Kenya president warns judiciary after it nullifies election
NAIROBI, Kenya -- Kenya's president promised Saturday to "fix" the judicial system a day after the Supreme Court nullified his re-election, and he warned the chief justice and judiciary not to interfere with the electoral commission as the country prepares for a new presidential vote.
President Uhuru Kenyatta again accused the court of overturning the will of the people after he had been declared the winner of the Aug. 8 election. The court on Friday said the electoral commission had committed irregularities in the vote and called for a new election within 60 days.
The judiciary has a "problem," Kenyatta said in comments to elected officials from county assemblies. He also announced the start of his new campaign.
"We shall show you in 60 days that the will of the people cannot be overturned," Kenyatta said. "We will come back and revisit this issue ... Going forward, we must fix it."
Kenyatta on Friday called the court "crooks."
The Law Society of Kenya criticized that statement as inappropriate coming from the head of state, who under the constitution is a symbol of national unity and enjoys immunity from criminal and civil proceedings.
The president is obliged by law to respect and uphold the constitution, which means upholding and safeguarding the rights of Supreme Court judges, said the society's chairman, Isaac Okero.
The Kenya Magistrates and Judges Association said it took "great exception" to Kenyatta's remarks. In a statement, its secretary-general Brian Khaemba said that "we condemn this assault of decisional independence."
Opposition leader Raila Odinga had petitioned the court challenging Kenyatta's win, claiming manipulation. He now wants the electoral commission disbanded.
The commission's chairman has promised changes in personnel ahead of the vote and invited the prosecution of any staffer found to have manipulated results.
Kenyatta's party deputy chief whip in the Senate, Irungu Kangata, said Friday the party will use its numerical strength in parliament to stop any attempt to disband the commission.
Constitutional lawyer Bob Mkangi said the electoral commission likely will not be disbanded unless the commissioners resign or lawmakers from the ruling and opposition parties reach a negotiated settlement.
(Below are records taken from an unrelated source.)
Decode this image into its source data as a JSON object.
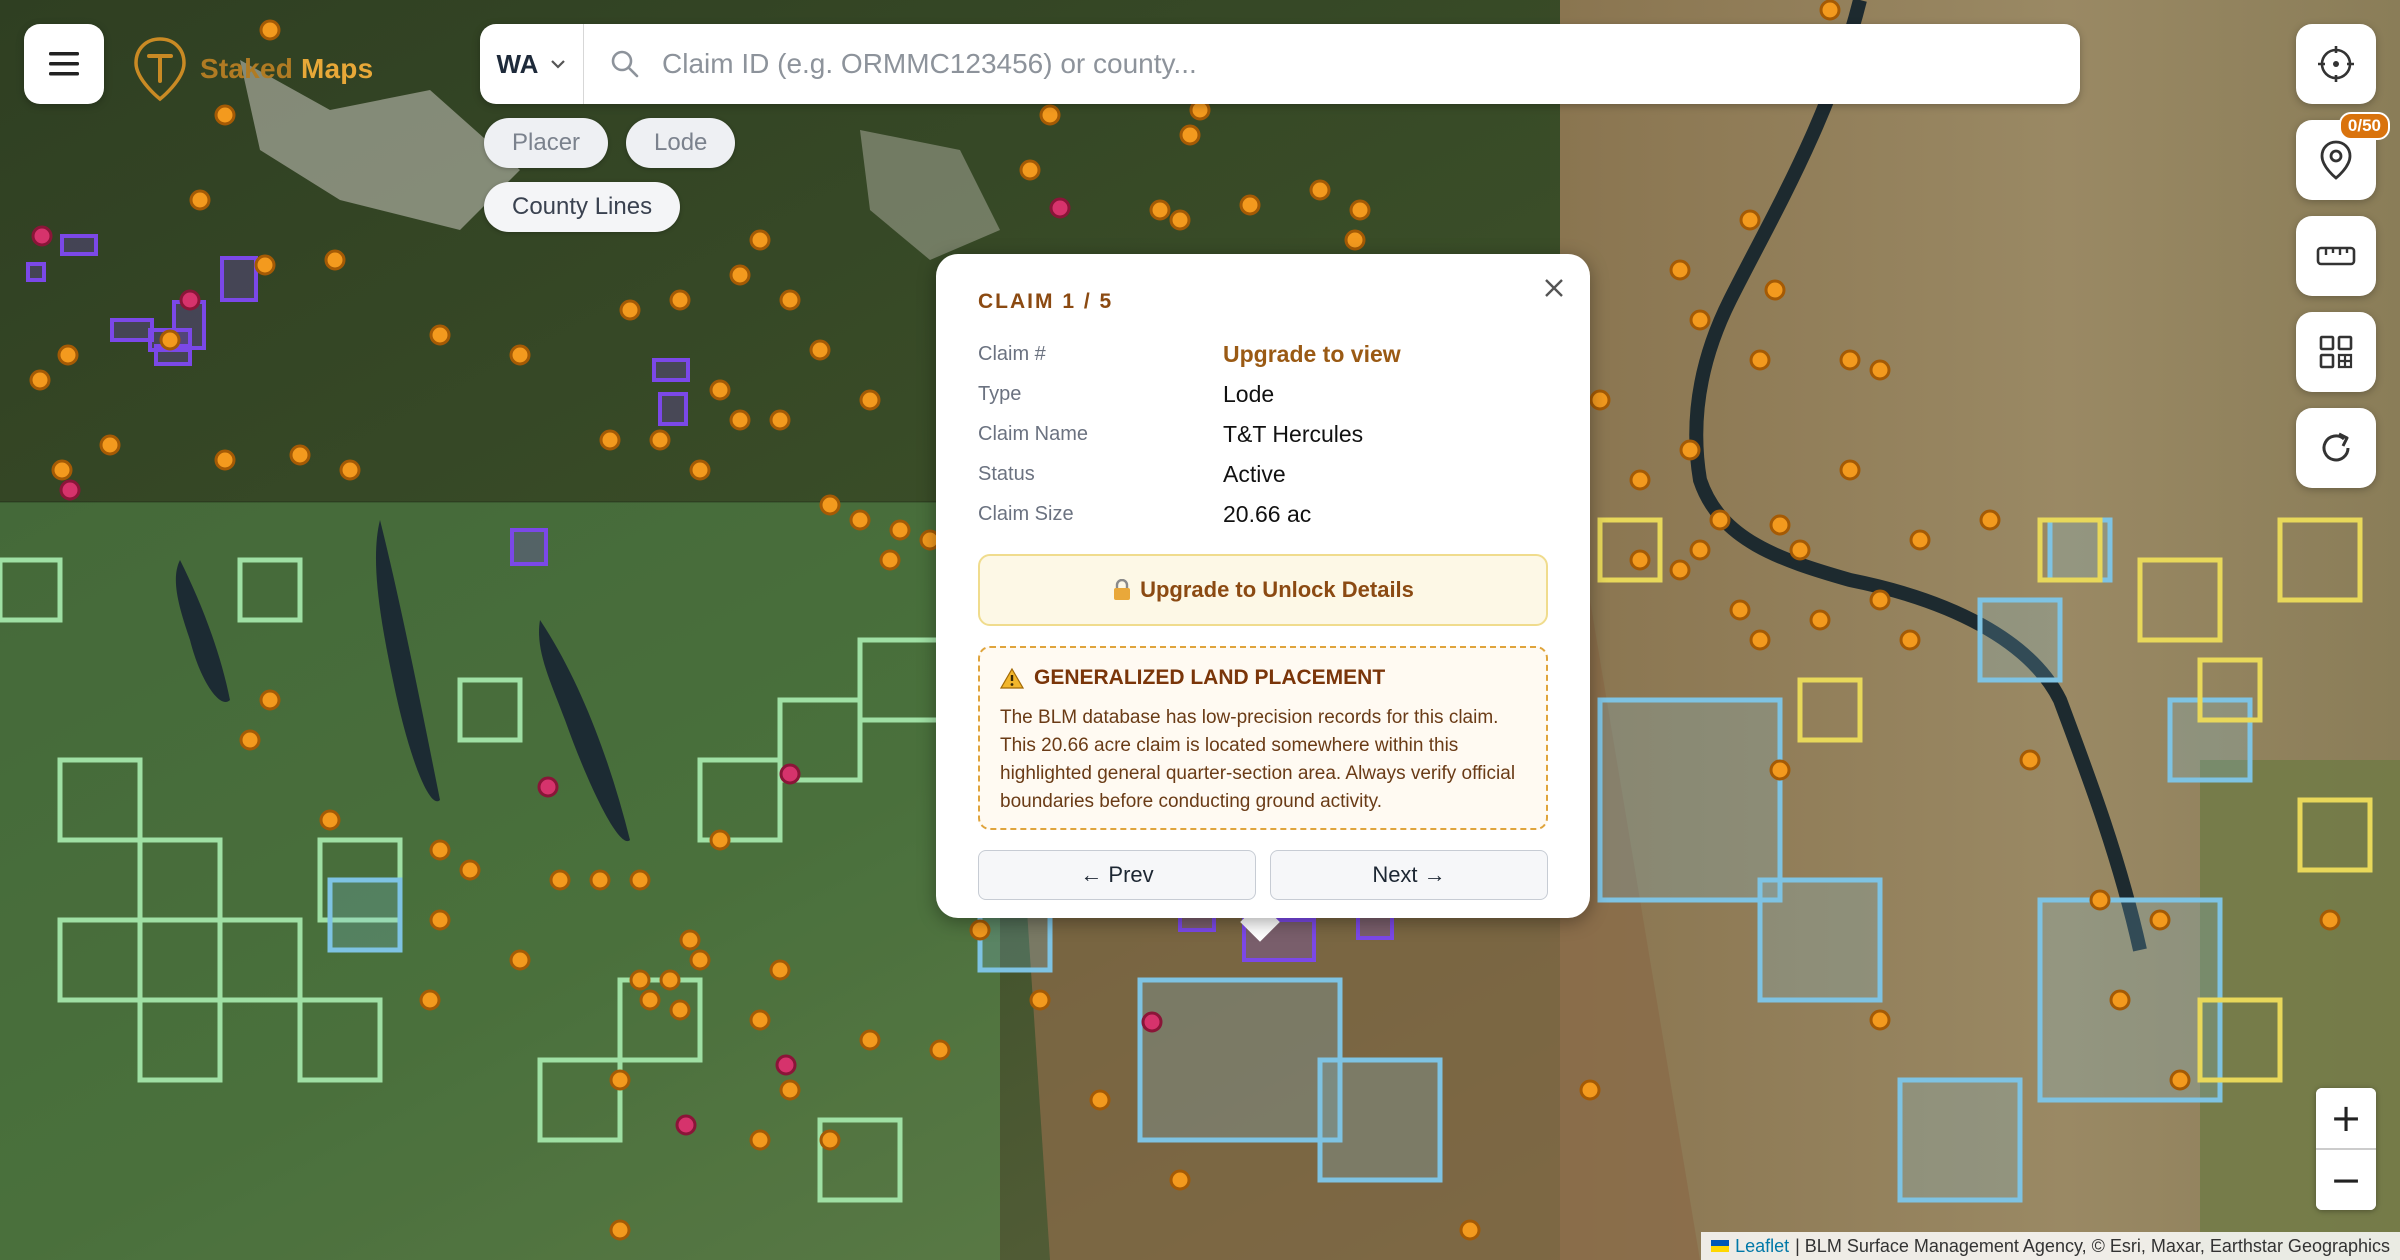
{
  "app": {
    "name_part1": "Staked",
    "name_part2": "Maps"
  },
  "search": {
    "state": "WA",
    "placeholder": "Claim ID (e.g. ORMMC123456) or county..."
  },
  "filters": [
    {
      "label": "Placer",
      "active": false
    },
    {
      "label": "Lode",
      "active": false
    },
    {
      "label": "County Lines",
      "active": true
    }
  ],
  "toolbar": {
    "locate": "crosshair-icon",
    "saved": {
      "icon": "map-pin-icon",
      "badge": "0/50"
    },
    "measure": "ruler-icon",
    "layers": "grid-icon",
    "refresh": "refresh-icon"
  },
  "zoom": {
    "in_label": "+",
    "out_label": "−"
  },
  "attribution": {
    "link": "Leaflet",
    "text": "| BLM Surface Management Agency, © Esri, Maxar, Earthstar Geographics"
  },
  "popup": {
    "title": "CLAIM 1 / 5",
    "fields": [
      {
        "key": "Claim #",
        "value": "Upgrade to view",
        "link": true
      },
      {
        "key": "Type",
        "value": "Lode",
        "link": false
      },
      {
        "key": "Claim Name",
        "value": "T&T Hercules",
        "link": false
      },
      {
        "key": "Status",
        "value": "Active",
        "link": false
      },
      {
        "key": "Claim Size",
        "value": "20.66 ac",
        "link": false
      }
    ],
    "upgrade_label": "Upgrade to Unlock Details",
    "warning_title": "GENERALIZED LAND PLACEMENT",
    "warning_body": "The BLM database has low-precision records for this claim. This 20.66 acre claim is located somewhere within this highlighted general quarter-section area. Always verify official boundaries before conducting ground activity.",
    "prev_label": "← Prev",
    "next_label": "Next →"
  },
  "colors": {
    "claim_orange": "#f39a1e",
    "claim_magenta": "#d6336c",
    "claim_purple": "#7b48e8",
    "blm_green": "#9fe0a4",
    "blm_blue": "#7ec3e3",
    "blm_yellow": "#e8d85a",
    "accent": "#8b4a12"
  }
}
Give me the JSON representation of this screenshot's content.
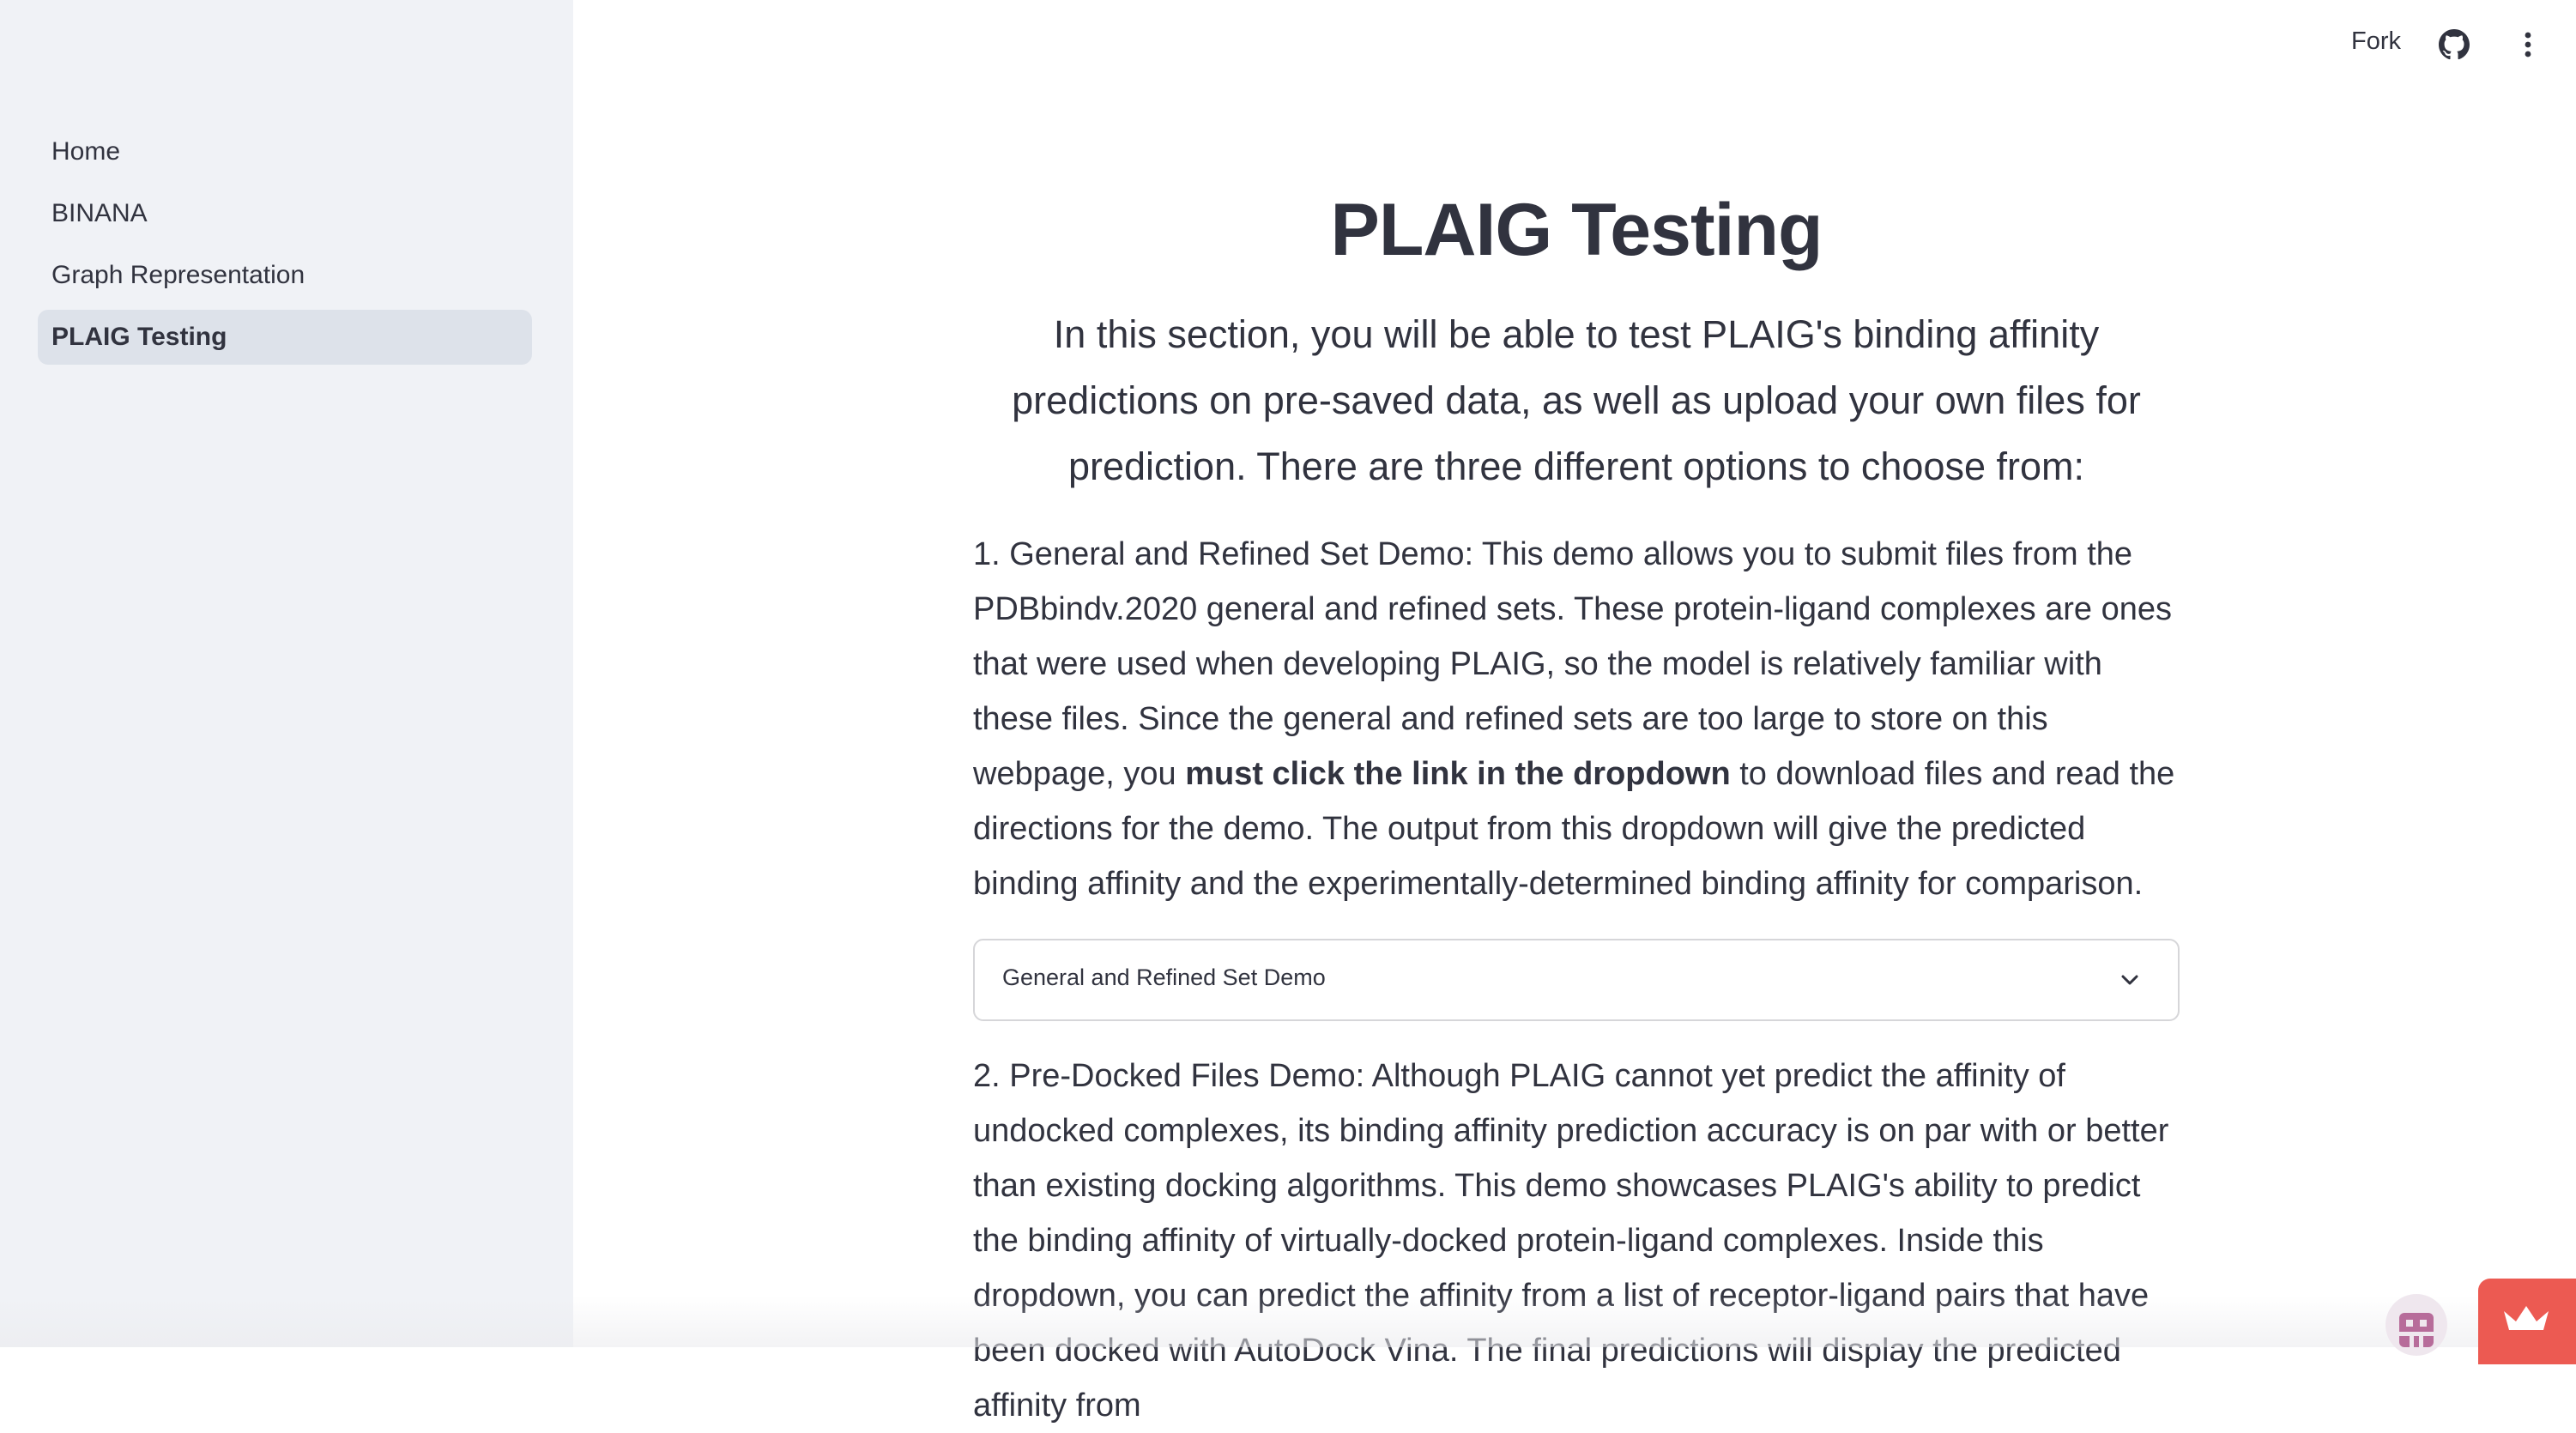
{
  "sidebar": {
    "items": [
      {
        "label": "Home",
        "active": false
      },
      {
        "label": "BINANA",
        "active": false
      },
      {
        "label": "Graph Representation",
        "active": false
      },
      {
        "label": "PLAIG Testing",
        "active": true
      }
    ]
  },
  "toolbar": {
    "fork_label": "Fork",
    "github_icon": "github-icon",
    "menu_icon": "kebab-menu-icon"
  },
  "main": {
    "title": "PLAIG Testing",
    "intro": "In this section, you will be able to test PLAIG's binding affinity predictions on pre-saved data, as well as upload your own files for prediction. There are three different options to choose from:",
    "para1_before": "1. General and Refined Set Demo: This demo allows you to submit files from the PDBbindv.2020 general and refined sets. These protein-ligand complexes are ones that were used when developing PLAIG, so the model is relatively familiar with these files. Since the general and refined sets are too large to store on this webpage, you ",
    "para1_bold": "must click the link in the dropdown",
    "para1_after": " to download files and read the directions for the demo. The output from this dropdown will give the predicted binding affinity and the experimentally-determined binding affinity for comparison.",
    "dropdown_label": "General and Refined Set Demo",
    "para2": "2. Pre-Docked Files Demo: Although PLAIG cannot yet predict the affinity of undocked complexes, its binding affinity prediction accuracy is on par with or better than existing docking algorithms. This demo showcases PLAIG's ability to predict the binding affinity of virtually-docked protein-ligand complexes. Inside this dropdown, you can predict the affinity from a list of receptor-ligand pairs that have been docked with AutoDock Vina. The final predictions will display the predicted affinity from"
  },
  "colors": {
    "sidebar_bg": "#f0f2f6",
    "active_item_bg": "#dde2ea",
    "text": "#31333f",
    "badge_red": "#ec5a52"
  }
}
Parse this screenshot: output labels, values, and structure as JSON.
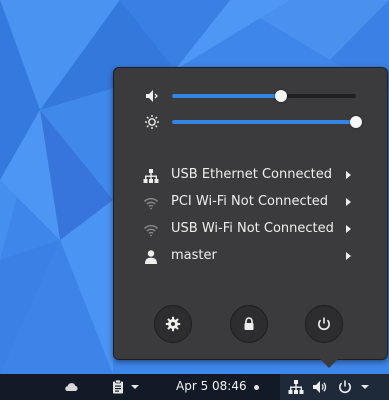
{
  "colors": {
    "wallpaper_base": "#3f86ea",
    "menu_bg": "#3b3b3d",
    "accent": "#3584e4",
    "panel_bg": "#111a26",
    "text": "#eeeeec"
  },
  "sliders": [
    {
      "icon": "volume-icon",
      "value": 0.59
    },
    {
      "icon": "brightness-icon",
      "value": 1.0
    }
  ],
  "menu_items": [
    {
      "icon": "ethernet-icon",
      "label": "USB Ethernet Connected"
    },
    {
      "icon": "wifi-icon",
      "label": "PCI Wi-Fi Not Connected"
    },
    {
      "icon": "wifi-icon",
      "label": "USB Wi-Fi Not Connected"
    },
    {
      "icon": "user-icon",
      "label": "master"
    }
  ],
  "action_buttons": [
    {
      "icon": "settings-icon"
    },
    {
      "icon": "lock-icon"
    },
    {
      "icon": "power-icon"
    }
  ],
  "top_bar": {
    "clock": "Apr 5  08:46",
    "indicators": [
      "cloud-icon",
      "clipboard-icon",
      "network-wired-icon",
      "volume-icon",
      "power-icon"
    ]
  }
}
Using other ways, such as forming a tribunal, would be time-consuming, he said.
"With the shortness of time it would very difficult to organize a campaign and go after these guys. It's likely the (commission) will conduct elections as constituted," Mkangi said.